The Cloud vendors go to a great deal of trouble to ensure their environments are secure. To simply deploy solutions to any cloud, there is a certain amount of security that must be navigated.
Having said this, within the security domain of many providers, capability such as AWS's IAM and Azures B2B / B2C exist. There are levels of administration at which the use of these capabilities cannot be avoided. But user access must not be controlled through these mechanisms, as they are a potent means of locking in workloads.
A far better approach is to utilise a third party IAM offering such as Ping Identity or ForgeRock. These tools will enable your solution to seamlessly work with your customers and staff providing powerful and portable solutions.
IaC, basically, the ability to write software that defines cloud environments has been growing in popularity of the last 3-4 years.
Writing IaC software means that deployments are repeatable and consistently provision a cloud infrastructure, building the networks and servers and database instances required to create and run systems.
The use of IaC means security is enhance since the programs can be managed under source control and can be run without human intervention with the use of build pipelines.
There are several products contending in this space, however a leader is Terraform, providing the ability to write to multiple clouds from a single script.
This approach enforces the intended environmental design and can be used to deploy environments in minutes, built as designed!
Containers offer a challenge to traditional server virtualisation. Specifically, offering isolation of services, efficiency and ease of deployment, containers provide a modern paradigm for many different types of service including micro services.
In support of any cloud environments, containers are stored in registries and then deployed from there to the required environment. This allows the same containers to be deployed in many places (clouds) concurrently.
Once deployed, it is simple to run many instances of a container to provide both scale and resilience.
Kubernetes is an environment created by Google. It exists to orchestrate containers in a fault tolerant manner, such that if a container fails Kubernetes will automatically rip it down and replace that component.
Further, Kubernetes allows for Auto Scaling and within defined parameters will automatically scale up or down the number of container replicas running a given service.
In this way the cluster can scale to meet the need under any load conditions.
There are basically, three cloud deployment models that can be adopted.
It is probably fair to say that which of the above models you adopt will depend where your business is on its cloud journey.
Invariably, businesses start out on one cloud, but this is a crucial point in the cloud adoption journey. It is all to easy to embrace all that a vendor has to offer and find that you have production services that rely of specialised offering, and thence forth you are locked-in to that vendor.
As Larry Larry Ellison said, "the network is the computer". And that has never been more true than it is today!
If you are to embrace a true multi cloud model, then, providing networking that will Seamlessly carry data between providers without bringing it "on premise" is a must.
Recently, the options in this area have increased dramatically. There used to be few solutions and your services needed to be placed close to the data. Thankfully, we now have a few more realistic options.
It must be said, there is no right answer, and the best solution for one organisation many not be the same for another in a very similar business space.

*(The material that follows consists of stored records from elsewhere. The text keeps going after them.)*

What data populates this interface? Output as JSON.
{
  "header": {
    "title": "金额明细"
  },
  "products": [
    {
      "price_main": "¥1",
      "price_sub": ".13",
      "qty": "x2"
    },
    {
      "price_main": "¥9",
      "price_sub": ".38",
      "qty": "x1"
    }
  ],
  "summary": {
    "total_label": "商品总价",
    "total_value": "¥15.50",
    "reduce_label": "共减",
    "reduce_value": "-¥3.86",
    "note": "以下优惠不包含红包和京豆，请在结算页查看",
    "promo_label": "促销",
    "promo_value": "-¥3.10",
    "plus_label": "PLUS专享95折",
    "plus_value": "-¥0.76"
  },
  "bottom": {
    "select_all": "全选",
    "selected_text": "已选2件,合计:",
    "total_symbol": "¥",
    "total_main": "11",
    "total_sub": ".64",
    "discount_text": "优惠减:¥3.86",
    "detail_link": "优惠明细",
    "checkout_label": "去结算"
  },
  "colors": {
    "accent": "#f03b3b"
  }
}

Part of the solution is in knowing where the data is to be accessed. This is because most of the cloud providers charge for sending data out side of there environments. This can be a major factor in determining the operational cost of any given service.
The key thing to remember is, don't let your business become locked-in to a single cloud provider. That is different from choosing to only use offerings from a single business.
As your experience in the cloud grows it is likely that you will want to deploy across many clouds or cherry pick the services that best suits your organisation.